Task brief →
Retype the entries in full.
----- Task data -----
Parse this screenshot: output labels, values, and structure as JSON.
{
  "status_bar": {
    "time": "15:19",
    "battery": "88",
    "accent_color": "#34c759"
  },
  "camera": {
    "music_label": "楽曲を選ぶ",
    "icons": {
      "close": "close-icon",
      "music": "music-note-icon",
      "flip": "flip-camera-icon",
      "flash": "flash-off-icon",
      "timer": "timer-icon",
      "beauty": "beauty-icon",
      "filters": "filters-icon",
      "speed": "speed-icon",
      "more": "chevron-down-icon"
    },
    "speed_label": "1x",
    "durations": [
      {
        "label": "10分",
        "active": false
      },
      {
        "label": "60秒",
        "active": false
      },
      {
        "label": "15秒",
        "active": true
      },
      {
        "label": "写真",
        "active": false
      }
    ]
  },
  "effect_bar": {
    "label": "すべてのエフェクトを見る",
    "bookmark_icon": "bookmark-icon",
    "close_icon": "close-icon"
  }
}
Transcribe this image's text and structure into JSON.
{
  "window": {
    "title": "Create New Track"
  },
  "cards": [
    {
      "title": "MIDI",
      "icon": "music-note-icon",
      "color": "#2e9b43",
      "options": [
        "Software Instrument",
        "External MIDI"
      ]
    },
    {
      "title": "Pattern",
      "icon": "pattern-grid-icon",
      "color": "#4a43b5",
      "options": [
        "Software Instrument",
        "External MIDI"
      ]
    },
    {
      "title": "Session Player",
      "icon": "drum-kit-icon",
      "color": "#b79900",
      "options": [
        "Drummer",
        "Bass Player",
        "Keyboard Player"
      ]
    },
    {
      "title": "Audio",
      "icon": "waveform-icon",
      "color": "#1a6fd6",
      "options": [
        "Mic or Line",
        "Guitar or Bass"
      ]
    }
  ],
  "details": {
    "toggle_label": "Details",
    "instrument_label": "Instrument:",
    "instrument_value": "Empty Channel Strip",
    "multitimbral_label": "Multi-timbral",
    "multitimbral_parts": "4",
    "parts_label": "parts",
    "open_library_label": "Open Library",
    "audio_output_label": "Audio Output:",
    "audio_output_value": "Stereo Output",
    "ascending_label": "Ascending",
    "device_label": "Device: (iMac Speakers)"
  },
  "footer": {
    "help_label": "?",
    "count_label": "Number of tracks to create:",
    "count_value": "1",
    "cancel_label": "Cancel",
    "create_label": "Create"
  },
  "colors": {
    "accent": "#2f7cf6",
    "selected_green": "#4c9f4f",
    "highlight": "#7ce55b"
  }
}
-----
Response area →
Parse this screenshot: output labels, values, and structure as JSON.
{
  "status_bar": {
    "time": "15:19",
    "battery": "88",
    "accent_color": "#34c759"
  },
  "camera": {
    "music_label": "楽曲を選ぶ",
    "icons": {
      "close": "close-icon",
      "music": "music-note-icon",
      "flip": "flip-camera-icon",
      "flash": "flash-off-icon",
      "timer": "timer-icon",
      "beauty": "beauty-icon",
      "filters": "filters-icon",
      "speed": "speed-icon",
      "more": "chevron-down-icon"
    },
    "speed_label": "1x",
    "durations": [
      {
        "label": "10分",
        "active": false
      },
      {
        "label": "60秒",
        "active": false
      },
      {
        "label": "15秒",
        "active": true
      },
      {
        "label": "写真",
        "active": false
      }
    ]
  },
  "effect_bar": {
    "label": "すべてのエフェクトを見る",
    "bookmark_icon": "bookmark-icon",
    "close_icon": "close-icon"
  }
}
Transcribe this image's text and structure into JSON.
{
  "window": {
    "title": "Create New Track"
  },
  "cards": [
    {
      "title": "MIDI",
      "icon": "music-note-icon",
      "color": "#2e9b43",
      "options": [
        "Software Instrument",
        "External MIDI"
      ]
    },
    {
      "title": "Pattern",
      "icon": "pattern-grid-icon",
      "color": "#4a43b5",
      "options": [
        "Software Instrument",
        "External MIDI"
      ]
    },
    {
      "title": "Session Player",
      "icon": "drum-kit-icon",
      "color": "#b79900",
      "options": [
        "Drummer",
        "Bass Player",
        "Keyboard Player"
      ]
    },
    {
      "title": "Audio",
      "icon": "waveform-icon",
      "color": "#1a6fd6",
      "options": [
        "Mic or Line",
        "Guitar or Bass"
      ]
    }
  ],
  "details": {
    "toggle_label": "Details",
    "instrument_label": "Instrument:",
    "instrument_value": "Empty Channel Strip",
    "multitimbral_label": "Multi-timbral",
    "multitimbral_parts": "4",
    "parts_label": "parts",
    "open_library_label": "Open Library",
    "audio_output_label": "Audio Output:",
    "audio_output_value": "Stereo Output",
    "ascending_label": "Ascending",
    "device_label": "Device: (iMac Speakers)"
  },
  "footer": {
    "help_label": "?",
    "count_label": "Number of tracks to create:",
    "count_value": "1",
    "cancel_label": "Cancel",
    "create_label": "Create"
  },
  "colors": {
    "accent": "#2f7cf6",
    "selected_green": "#4c9f4f",
    "highlight": "#7ce55b"
  }
}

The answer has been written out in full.